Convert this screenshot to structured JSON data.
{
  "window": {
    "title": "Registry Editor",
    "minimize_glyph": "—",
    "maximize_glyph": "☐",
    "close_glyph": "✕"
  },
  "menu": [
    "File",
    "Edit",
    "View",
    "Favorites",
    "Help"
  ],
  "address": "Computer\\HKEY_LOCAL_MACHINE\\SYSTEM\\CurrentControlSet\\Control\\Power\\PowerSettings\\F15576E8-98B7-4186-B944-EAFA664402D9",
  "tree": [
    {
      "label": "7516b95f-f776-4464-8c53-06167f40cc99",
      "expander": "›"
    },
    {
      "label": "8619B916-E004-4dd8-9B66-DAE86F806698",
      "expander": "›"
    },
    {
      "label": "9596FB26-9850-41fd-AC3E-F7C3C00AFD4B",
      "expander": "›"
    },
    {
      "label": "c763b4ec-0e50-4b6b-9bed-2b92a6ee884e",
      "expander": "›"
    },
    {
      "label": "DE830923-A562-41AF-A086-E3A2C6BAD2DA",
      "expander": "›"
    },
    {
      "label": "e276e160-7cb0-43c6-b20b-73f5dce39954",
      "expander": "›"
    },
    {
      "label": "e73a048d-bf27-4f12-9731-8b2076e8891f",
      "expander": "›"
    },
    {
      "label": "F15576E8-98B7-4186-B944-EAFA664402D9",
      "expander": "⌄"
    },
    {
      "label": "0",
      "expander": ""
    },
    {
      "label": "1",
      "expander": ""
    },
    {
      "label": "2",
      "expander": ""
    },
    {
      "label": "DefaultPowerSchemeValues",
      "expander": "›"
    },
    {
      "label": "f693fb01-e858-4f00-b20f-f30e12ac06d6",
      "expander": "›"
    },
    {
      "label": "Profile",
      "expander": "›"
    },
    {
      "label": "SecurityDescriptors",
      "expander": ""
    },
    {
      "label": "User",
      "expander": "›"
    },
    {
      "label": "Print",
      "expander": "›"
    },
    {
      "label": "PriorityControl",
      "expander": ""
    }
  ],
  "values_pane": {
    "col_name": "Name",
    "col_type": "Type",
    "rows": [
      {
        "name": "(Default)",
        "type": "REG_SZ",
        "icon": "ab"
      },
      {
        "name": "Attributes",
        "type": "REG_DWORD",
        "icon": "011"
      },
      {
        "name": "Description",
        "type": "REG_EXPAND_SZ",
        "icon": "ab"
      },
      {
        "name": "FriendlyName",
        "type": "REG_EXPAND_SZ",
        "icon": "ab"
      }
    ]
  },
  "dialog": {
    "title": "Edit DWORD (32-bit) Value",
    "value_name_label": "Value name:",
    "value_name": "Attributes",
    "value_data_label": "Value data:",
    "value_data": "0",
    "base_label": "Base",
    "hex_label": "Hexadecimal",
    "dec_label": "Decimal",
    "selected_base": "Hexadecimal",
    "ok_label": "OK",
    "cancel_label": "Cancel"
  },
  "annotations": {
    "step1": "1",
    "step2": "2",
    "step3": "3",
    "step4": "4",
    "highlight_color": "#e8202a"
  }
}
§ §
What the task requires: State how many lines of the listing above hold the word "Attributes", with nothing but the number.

Output for this task: 2